The visuals are by far the film’s strongest suit so let’s start there. This is an absolutely gorgeous film to take in and I recommend seeing it in the largest format available. Is it in IMAX near you? It’s absolutely worth the premium format fees. This is a sumptuous movie to behold with deep shadows and a superbly established sense of place. The palazzo where the majority of the film takes place isn’t your typical haunted house locale but Branagh shoots it to be perfectly disarming. I’m not the first writer to make this comparison, but it bears repeating that Branagh clearly took more than a little inspiration from Orson Welles’ 1962 surreal film adaptation of Franz Kafka’s dystopian novel The Trial. Welles’ film uses unusual and disarming camera angles and depths of field that create a deep sense of unease and paranoia. It’s done in a way that I’ve rarely seen imitated, making Branagh’s point of inspiration all the more clear. It’s a lovely tribute to an underrated, underseen film that also serves to further underscore the psychic duress these characters, but especially Poirot, endures. It deserves to be seen as large as possible because much of the film’s sense of dread and oppression comes from seeing this house and its shadowy structures tower and overwhelm.

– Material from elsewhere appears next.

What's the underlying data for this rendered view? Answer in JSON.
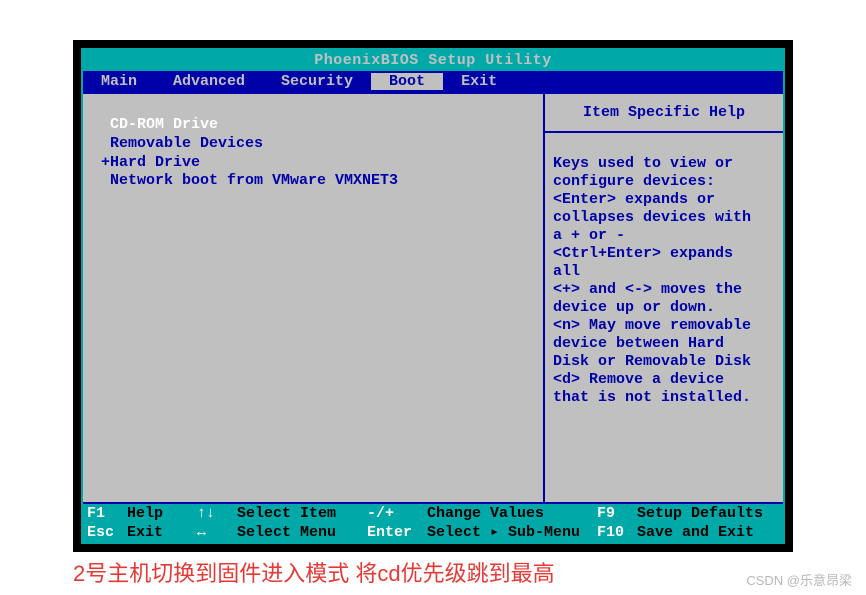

As for the substance beyond the style, Branagh and the film’s script are a bit more subtle. It’s a Poirot mystery so it shouldn’t shock anyone that a murder happens within the first 20 minutes, but to whom it happens may be a bit more of a surprise. Each surviving character has their own ultimately sympathetic (though some more than others) motivations and connections, but it’s seeing the measured ways in which Branagh shows the cracks in Poirot’s confidence and the roots of his dedication to logic and deduction that I found most endearing. Heroes are at their most interesting when they’re vulnerable in one way or another, so seeing this nigh-invincible mind forced to confront mysteries he may not be able to solve as he’s forced to consider concepts he’d long since evolved beyond is right where Poirot should be at this point in the series.

If there’s a complaint that lingers, it’s that a single casting choice stuck out like a sore thumb. This is due almost entirely to the character’s unmistakable similarity to another played by the same actor in a contemporary piece of entertainment. I’m trying to be vague in the hope that no one else will be immediately distracted as I was, but it took me out of the moment multiple times. I realize this is almost entirely on me and through no fault of the actor’s but there it is all the same.

All that said, I can’t recommend this enough, especially if you’re looking for a more old-fashioned haunted house mystery now that we’re on our way into this year’s Spooky Season.